  3. < joking > find a way to hide and keep that junk off our site < /joking >

Seriously though, it looks like we should all take some time to look through the unanswered questions and see if we can make out some things from other languages, even if it is just to activate users that asked a single question and then lost faith in Code Review in a time before the Great Revival.

  • 11
    \$\begingroup\$ In other words, let's break the language barriers and review all the codez. We already have a Java monkey with a C# badge, I guess we can have a C# mug with a Java badge... \$\endgroup\$ Jul 28, 2014 at 14:20
  • 1
    \$\begingroup\$ According to Stinking Badges!, you don't actually need to review other languages to become Generalist. I got it mostly for tags like optimization, performance, agorithm, beginner, etc. (the only language I have there is c#). Also, if that site is correct, it's not possible to get Generalist at the moment at all, since we have only 38 tags with 200+ questions (we need 40). \$\endgroup\$
    – svick
    Aug 1, 2014 at 16:02
  • \$\begingroup\$ @svick that has changed, and there are several Generalist badges floating around CR already, I have one. \$\endgroup\$
    – Malachi Mod
    Aug 1, 2014 at 16:04
  • \$\begingroup\$ @Svick, where did you find that cool app!!! \$\endgroup\$
    – Malachi Mod
    Aug 1, 2014 at 16:05
  • \$\begingroup\$ @Malachi From Stack Apps, though I don't remember how I found it there. \$\endgroup\$
    – svick
    Aug 1, 2014 at 16:08
  • \$\begingroup\$ @svick, that app needs to be updated, I think they used some magic numbers in there or something. \$\endgroup\$
    – Malachi Mod
    Aug 1, 2014 at 16:12
  • \$\begingroup\$ @Svick I posted on the post stackapps.com/a/4829/14123 \$\endgroup\$
    – Malachi Mod
    Aug 1, 2014 at 16:26
  • 1
    \$\begingroup\$ My apologies, my available time has been sharply reduced ;) I think if you were to provide a nice query for @Flambino, then he could hunt/destroy zombies equally well. \$\endgroup\$
    – konijn
    Aug 5, 2014 at 19:31
  • \$\begingroup\$ +1 for 'Java People'! \$\endgroup\$
    – h.j.k.
    Aug 8, 2014 at 7:44

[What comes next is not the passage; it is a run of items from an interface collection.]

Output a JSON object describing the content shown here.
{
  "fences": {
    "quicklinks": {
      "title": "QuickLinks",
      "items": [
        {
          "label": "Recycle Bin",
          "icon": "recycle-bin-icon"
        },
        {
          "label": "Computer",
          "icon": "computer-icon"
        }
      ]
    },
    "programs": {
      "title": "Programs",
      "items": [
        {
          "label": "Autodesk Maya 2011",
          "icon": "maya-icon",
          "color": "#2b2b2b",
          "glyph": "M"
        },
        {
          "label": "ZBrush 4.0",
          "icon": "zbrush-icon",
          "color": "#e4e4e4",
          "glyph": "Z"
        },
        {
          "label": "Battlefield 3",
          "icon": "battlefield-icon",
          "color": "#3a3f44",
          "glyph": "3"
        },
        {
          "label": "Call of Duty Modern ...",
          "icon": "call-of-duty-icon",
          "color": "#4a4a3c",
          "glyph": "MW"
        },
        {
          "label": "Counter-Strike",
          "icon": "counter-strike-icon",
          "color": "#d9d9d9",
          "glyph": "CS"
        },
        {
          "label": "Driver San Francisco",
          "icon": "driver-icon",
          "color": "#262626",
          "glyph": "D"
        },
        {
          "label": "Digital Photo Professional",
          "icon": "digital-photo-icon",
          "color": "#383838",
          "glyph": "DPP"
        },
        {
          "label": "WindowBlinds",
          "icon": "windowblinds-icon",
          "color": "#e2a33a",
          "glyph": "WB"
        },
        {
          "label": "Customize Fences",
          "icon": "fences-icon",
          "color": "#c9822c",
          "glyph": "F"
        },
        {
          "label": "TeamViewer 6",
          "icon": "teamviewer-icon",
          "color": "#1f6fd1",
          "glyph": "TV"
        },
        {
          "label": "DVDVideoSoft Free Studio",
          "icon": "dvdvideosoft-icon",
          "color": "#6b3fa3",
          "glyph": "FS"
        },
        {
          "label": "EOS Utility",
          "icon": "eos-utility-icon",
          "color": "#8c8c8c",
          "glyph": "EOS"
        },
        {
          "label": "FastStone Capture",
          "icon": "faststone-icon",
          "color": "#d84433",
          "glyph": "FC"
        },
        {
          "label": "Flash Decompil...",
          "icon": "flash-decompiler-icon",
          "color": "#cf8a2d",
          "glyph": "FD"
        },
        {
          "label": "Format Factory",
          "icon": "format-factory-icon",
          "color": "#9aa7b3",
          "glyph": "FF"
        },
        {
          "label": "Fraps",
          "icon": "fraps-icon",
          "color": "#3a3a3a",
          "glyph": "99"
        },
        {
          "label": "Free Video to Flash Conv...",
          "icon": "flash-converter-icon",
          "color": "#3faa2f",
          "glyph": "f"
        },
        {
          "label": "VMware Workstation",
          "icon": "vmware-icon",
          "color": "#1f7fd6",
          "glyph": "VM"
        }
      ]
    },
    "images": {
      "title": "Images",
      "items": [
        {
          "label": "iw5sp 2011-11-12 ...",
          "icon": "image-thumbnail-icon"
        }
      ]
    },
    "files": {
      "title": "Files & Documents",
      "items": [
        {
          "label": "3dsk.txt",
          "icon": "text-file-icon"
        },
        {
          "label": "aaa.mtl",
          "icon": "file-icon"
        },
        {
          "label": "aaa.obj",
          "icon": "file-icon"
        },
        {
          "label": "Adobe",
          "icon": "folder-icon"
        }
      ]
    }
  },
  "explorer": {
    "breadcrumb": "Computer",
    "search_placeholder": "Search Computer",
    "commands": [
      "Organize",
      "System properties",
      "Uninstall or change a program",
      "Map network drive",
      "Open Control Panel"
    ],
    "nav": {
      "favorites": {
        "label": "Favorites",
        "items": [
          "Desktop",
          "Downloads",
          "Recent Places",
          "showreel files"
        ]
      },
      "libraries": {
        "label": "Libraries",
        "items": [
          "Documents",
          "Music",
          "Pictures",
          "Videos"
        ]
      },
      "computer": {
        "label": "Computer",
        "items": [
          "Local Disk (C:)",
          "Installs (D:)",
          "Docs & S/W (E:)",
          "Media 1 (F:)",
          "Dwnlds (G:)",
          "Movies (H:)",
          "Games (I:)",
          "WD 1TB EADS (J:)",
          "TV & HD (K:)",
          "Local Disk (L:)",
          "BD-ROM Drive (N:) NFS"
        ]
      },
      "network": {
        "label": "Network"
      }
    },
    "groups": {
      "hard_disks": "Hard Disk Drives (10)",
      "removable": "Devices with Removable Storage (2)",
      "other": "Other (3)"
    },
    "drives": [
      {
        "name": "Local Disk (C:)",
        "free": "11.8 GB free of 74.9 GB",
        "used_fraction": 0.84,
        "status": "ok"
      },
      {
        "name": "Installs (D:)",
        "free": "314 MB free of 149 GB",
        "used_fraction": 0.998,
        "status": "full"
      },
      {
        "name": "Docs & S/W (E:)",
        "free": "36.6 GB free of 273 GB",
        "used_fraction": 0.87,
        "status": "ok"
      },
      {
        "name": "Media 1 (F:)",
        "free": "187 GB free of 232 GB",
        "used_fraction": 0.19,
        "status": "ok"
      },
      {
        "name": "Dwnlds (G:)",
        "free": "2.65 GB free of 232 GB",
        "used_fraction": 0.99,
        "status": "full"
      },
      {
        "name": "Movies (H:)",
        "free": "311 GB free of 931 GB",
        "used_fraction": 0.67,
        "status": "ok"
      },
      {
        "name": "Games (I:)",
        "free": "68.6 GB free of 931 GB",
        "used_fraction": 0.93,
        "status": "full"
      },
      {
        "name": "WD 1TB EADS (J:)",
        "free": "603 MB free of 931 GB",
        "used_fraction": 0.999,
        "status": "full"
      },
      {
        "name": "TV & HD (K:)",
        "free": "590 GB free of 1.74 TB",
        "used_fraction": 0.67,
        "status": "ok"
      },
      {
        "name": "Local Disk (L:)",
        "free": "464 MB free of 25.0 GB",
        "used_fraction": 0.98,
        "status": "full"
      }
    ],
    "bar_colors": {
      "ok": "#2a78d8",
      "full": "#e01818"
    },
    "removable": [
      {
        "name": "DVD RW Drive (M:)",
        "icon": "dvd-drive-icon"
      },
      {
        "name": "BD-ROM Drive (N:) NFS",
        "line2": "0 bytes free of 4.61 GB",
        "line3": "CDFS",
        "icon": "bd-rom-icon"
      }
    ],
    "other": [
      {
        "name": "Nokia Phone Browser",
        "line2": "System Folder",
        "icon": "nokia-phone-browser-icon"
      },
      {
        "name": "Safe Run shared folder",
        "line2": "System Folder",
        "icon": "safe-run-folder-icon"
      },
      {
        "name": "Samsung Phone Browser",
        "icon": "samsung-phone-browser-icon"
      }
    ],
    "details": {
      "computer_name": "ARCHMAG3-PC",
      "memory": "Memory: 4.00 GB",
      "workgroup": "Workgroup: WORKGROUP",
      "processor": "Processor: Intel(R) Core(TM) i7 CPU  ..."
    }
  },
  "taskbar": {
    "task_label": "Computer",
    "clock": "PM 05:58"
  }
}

You must log in to answer this question.

Not the answer you're looking for? Browse other questions tagged .